====== Record set

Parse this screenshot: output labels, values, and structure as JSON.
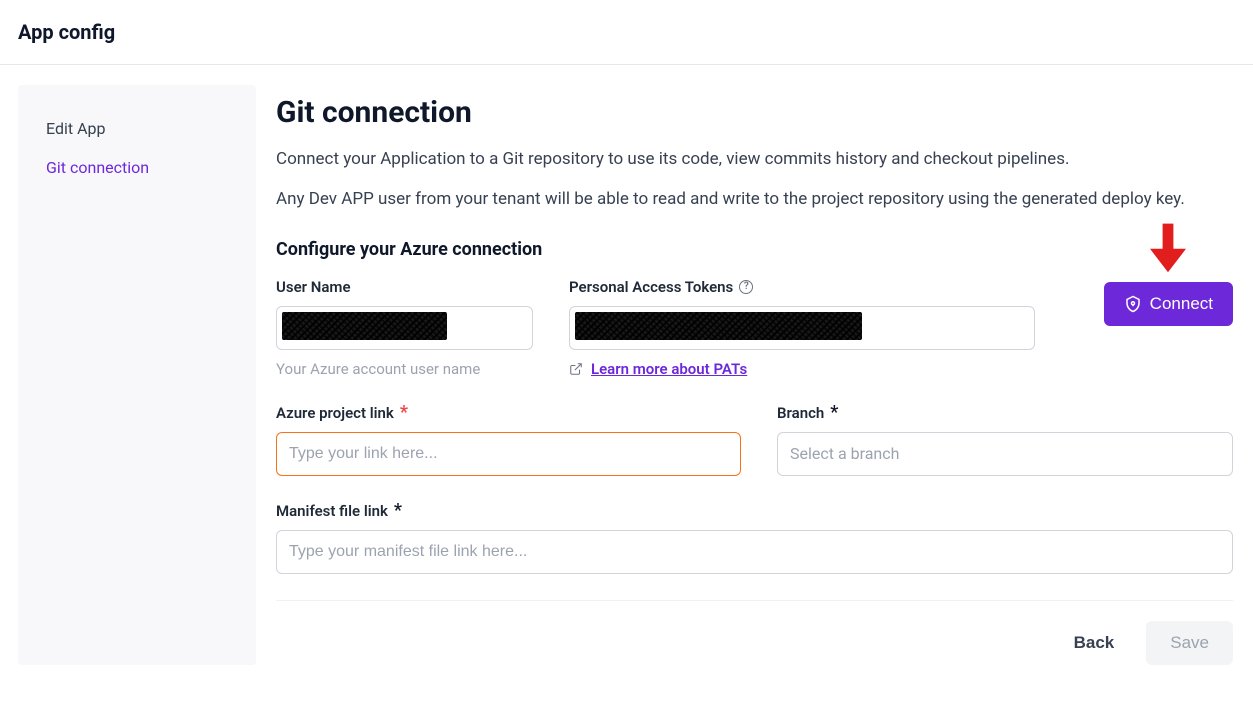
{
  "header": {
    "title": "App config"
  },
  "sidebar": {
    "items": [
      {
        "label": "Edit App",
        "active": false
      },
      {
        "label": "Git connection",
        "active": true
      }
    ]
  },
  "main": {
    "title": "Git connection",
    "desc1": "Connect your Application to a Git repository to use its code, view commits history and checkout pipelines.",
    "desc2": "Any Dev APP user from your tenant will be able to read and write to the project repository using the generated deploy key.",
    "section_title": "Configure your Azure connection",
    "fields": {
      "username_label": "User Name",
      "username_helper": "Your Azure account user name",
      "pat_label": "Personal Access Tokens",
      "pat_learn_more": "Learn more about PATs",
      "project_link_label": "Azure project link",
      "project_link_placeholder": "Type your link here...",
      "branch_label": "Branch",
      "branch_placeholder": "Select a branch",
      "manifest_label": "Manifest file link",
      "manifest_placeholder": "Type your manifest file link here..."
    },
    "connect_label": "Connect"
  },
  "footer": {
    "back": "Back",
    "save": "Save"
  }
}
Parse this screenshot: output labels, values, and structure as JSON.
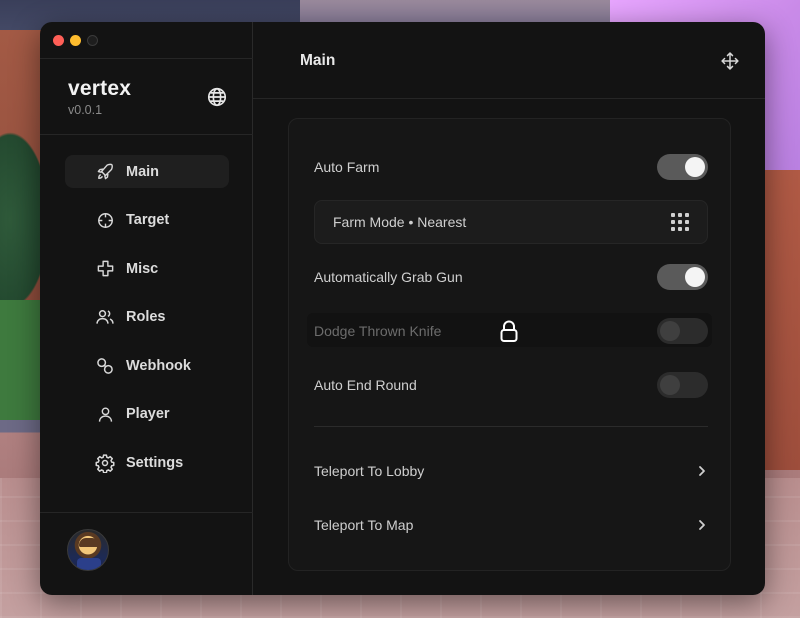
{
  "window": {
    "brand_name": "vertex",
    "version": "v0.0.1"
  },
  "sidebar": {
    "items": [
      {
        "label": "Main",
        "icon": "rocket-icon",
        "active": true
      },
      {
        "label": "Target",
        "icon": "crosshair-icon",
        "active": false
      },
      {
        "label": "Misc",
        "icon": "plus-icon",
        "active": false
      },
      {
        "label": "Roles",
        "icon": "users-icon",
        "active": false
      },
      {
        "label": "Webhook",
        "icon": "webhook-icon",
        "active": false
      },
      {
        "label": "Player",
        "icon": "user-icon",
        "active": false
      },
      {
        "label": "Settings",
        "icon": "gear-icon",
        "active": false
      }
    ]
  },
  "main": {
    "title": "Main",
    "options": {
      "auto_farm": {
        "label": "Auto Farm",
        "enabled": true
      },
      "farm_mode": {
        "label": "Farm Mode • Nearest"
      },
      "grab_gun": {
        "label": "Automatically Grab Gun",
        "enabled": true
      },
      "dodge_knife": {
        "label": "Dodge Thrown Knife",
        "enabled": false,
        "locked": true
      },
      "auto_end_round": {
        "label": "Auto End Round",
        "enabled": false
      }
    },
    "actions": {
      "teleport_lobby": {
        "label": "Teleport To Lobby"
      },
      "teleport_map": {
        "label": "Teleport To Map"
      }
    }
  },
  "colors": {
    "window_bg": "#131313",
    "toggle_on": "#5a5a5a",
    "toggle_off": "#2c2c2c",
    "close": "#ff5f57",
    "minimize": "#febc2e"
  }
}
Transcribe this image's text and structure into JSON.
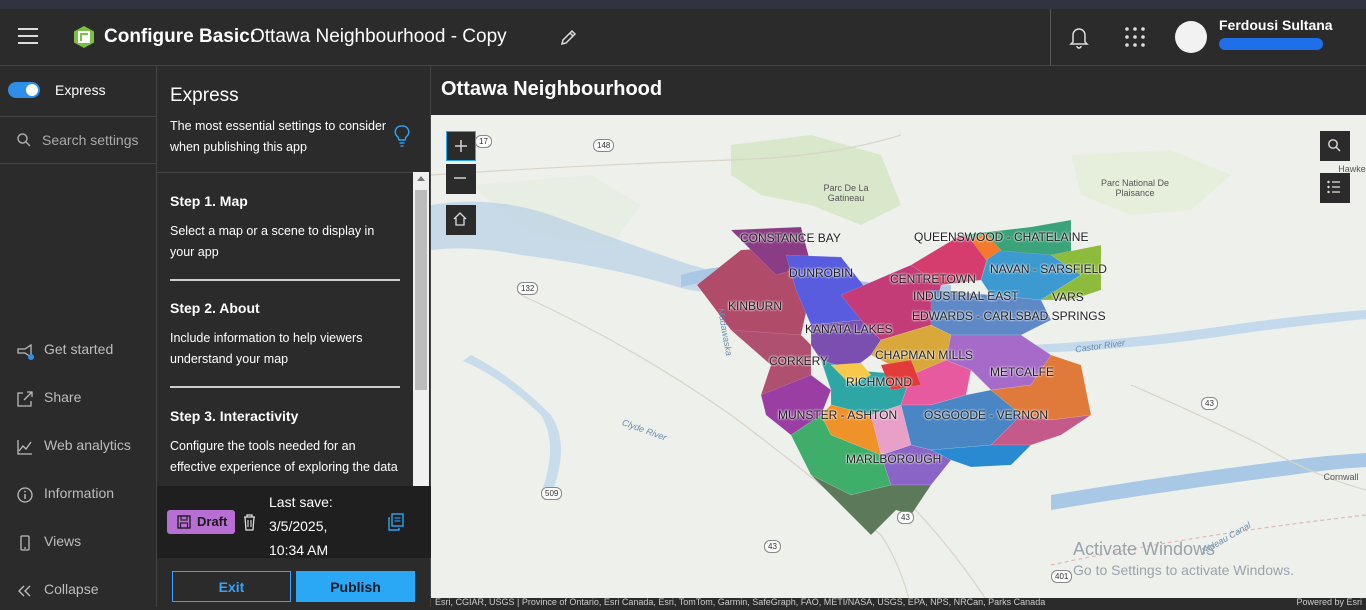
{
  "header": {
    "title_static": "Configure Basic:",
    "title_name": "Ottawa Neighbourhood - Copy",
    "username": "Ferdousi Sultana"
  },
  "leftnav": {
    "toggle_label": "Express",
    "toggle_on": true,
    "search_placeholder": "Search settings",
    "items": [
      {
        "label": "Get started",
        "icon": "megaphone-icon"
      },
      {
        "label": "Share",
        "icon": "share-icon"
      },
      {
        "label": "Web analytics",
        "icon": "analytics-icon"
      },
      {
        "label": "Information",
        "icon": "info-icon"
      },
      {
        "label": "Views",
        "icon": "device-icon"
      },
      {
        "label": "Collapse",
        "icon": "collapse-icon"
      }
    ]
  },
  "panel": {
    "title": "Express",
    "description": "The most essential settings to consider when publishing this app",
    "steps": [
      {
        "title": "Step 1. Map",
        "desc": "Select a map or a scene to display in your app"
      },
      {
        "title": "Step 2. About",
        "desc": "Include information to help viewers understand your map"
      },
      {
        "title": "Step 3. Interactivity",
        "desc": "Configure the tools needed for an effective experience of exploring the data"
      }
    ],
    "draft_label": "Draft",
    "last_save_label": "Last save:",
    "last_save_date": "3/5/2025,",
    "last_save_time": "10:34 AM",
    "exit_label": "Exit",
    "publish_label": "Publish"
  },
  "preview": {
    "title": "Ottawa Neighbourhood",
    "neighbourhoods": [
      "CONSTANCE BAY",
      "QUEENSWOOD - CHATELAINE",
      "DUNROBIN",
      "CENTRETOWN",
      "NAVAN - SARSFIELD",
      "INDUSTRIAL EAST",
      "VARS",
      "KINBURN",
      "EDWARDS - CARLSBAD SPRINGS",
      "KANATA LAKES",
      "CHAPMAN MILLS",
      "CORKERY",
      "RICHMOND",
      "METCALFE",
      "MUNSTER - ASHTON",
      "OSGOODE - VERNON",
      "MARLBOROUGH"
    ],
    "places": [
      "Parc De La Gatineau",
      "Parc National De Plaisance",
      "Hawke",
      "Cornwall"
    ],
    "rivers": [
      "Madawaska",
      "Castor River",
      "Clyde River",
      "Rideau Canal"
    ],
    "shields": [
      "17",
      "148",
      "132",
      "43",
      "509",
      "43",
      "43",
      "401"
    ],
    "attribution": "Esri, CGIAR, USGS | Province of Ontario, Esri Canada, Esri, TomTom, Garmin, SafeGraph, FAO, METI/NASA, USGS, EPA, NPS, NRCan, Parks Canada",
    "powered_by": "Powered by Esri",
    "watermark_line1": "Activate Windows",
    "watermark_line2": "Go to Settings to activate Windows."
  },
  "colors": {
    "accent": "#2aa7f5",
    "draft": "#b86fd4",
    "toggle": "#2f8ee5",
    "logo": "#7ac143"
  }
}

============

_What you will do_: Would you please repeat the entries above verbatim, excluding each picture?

_Solution for this task_:
Parse this screenshot: output labels, values, and structure as JSON.
{
  "header": {
    "title": "App config"
  },
  "sidebar": {
    "items": [
      {
        "label": "Edit App",
        "active": false
      },
      {
        "label": "Git connection",
        "active": true
      }
    ]
  },
  "main": {
    "title": "Git connection",
    "desc1": "Connect your Application to a Git repository to use its code, view commits history and checkout pipelines.",
    "desc2": "Any Dev APP user from your tenant will be able to read and write to the project repository using the generated deploy key.",
    "section_title": "Configure your Azure connection",
    "fields": {
      "username_label": "User Name",
      "username_helper": "Your Azure account user name",
      "pat_label": "Personal Access Tokens",
      "pat_learn_more": "Learn more about PATs",
      "project_link_label": "Azure project link",
      "project_link_placeholder": "Type your link here...",
      "branch_label": "Branch",
      "branch_placeholder": "Select a branch",
      "manifest_label": "Manifest file link",
      "manifest_placeholder": "Type your manifest file link here..."
    },
    "connect_label": "Connect"
  },
  "footer": {
    "back": "Back",
    "save": "Save"
  }
}
Parse this screenshot: output labels, values, and structure as JSON.
{
  "window": {
    "brand_name": "vertex",
    "version": "v0.0.1"
  },
  "sidebar": {
    "items": [
      {
        "label": "Main",
        "icon": "rocket-icon",
        "active": true
      },
      {
        "label": "Target",
        "icon": "crosshair-icon",
        "active": false
      },
      {
        "label": "Misc",
        "icon": "plus-icon",
        "active": false
      },
      {
        "label": "Roles",
        "icon": "users-icon",
        "active": false
      },
      {
        "label": "Webhook",
        "icon": "webhook-icon",
        "active": false
      },
      {
        "label": "Player",
        "icon": "user-icon",
        "active": false
      },
      {
        "label": "Settings",
        "icon": "gear-icon",
        "active": false
      }
    ]
  },
  "main": {
    "title": "Main",
    "options": {
      "auto_farm": {
        "label": "Auto Farm",
        "enabled": true
      },
      "farm_mode": {
        "label": "Farm Mode • Nearest"
      },
      "grab_gun": {
        "label": "Automatically Grab Gun",
        "enabled": true
      },
      "dodge_knife": {
        "label": "Dodge Thrown Knife",
        "enabled": false,
        "locked": true
      },
      "auto_end_round": {
        "label": "Auto End Round",
        "enabled": false
      }
    },
    "actions": {
      "teleport_lobby": {
        "label": "Teleport To Lobby"
      },
      "teleport_map": {
        "label": "Teleport To Map"
      }
    }
  },
  "colors": {
    "window_bg": "#131313",
    "toggle_on": "#5a5a5a",
    "toggle_off": "#2c2c2c",
    "close": "#ff5f57",
    "minimize": "#febc2e"
  }
}
Transcribe this image's text and structure into JSON.
{
  "header": {
    "title_static": "Configure Basic:",
    "title_name": "Ottawa Neighbourhood - Copy",
    "username": "Ferdousi Sultana"
  },
  "leftnav": {
    "toggle_label": "Express",
    "toggle_on": true,
    "search_placeholder": "Search settings",
    "items": [
      {
        "label": "Get started",
        "icon": "megaphone-icon"
      },
      {
        "label": "Share",
        "icon": "share-icon"
      },
      {
        "label": "Web analytics",
        "icon": "analytics-icon"
      },
      {
        "label": "Information",
        "icon": "info-icon"
      },
      {
        "label": "Views",
        "icon": "device-icon"
      },
      {
        "label": "Collapse",
        "icon": "collapse-icon"
      }
    ]
  },
  "panel": {
    "title": "Express",
    "description": "The most essential settings to consider when publishing this app",
    "steps": [
      {
        "title": "Step 1. Map",
        "desc": "Select a map or a scene to display in your app"
      },
      {
        "title": "Step 2. About",
        "desc": "Include information to help viewers understand your map"
      },
      {
        "title": "Step 3. Interactivity",
        "desc": "Configure the tools needed for an effective experience of exploring the data"
      }
    ],
    "draft_label": "Draft",
    "last_save_label": "Last save:",
    "last_save_date": "3/5/2025,",
    "last_save_time": "10:34 AM",
    "exit_label": "Exit",
    "publish_label": "Publish"
  },
  "preview": {
    "title": "Ottawa Neighbourhood",
    "neighbourhoods": [
      "CONSTANCE BAY",
      "QUEENSWOOD - CHATELAINE",
      "DUNROBIN",
      "CENTRETOWN",
      "NAVAN - SARSFIELD",
      "INDUSTRIAL EAST",
      "VARS",
      "KINBURN",
      "EDWARDS - CARLSBAD SPRINGS",
      "KANATA LAKES",
      "CHAPMAN MILLS",
      "CORKERY",
      "RICHMOND",
      "METCALFE",
      "MUNSTER - ASHTON",
      "OSGOODE - VERNON",
      "MARLBOROUGH"
    ],
    "places": [
      "Parc De La Gatineau",
      "Parc National De Plaisance",
      "Hawke",
      "Cornwall"
    ],
    "rivers": [
      "Madawaska",
      "Castor River",
      "Clyde River",
      "Rideau Canal"
    ],
    "shields": [
      "17",
      "148",
      "132",
      "43",
      "509",
      "43",
      "43",
      "401"
    ],
    "attribution": "Esri, CGIAR, USGS | Province of Ontario, Esri Canada, Esri, TomTom, Garmin, SafeGraph, FAO, METI/NASA, USGS, EPA, NPS, NRCan, Parks Canada",
    "powered_by": "Powered by Esri",
    "watermark_line1": "Activate Windows",
    "watermark_line2": "Go to Settings to activate Windows."
  },
  "colors": {
    "accent": "#2aa7f5",
    "draft": "#b86fd4",
    "toggle": "#2f8ee5",
    "logo": "#7ac143"
  }
}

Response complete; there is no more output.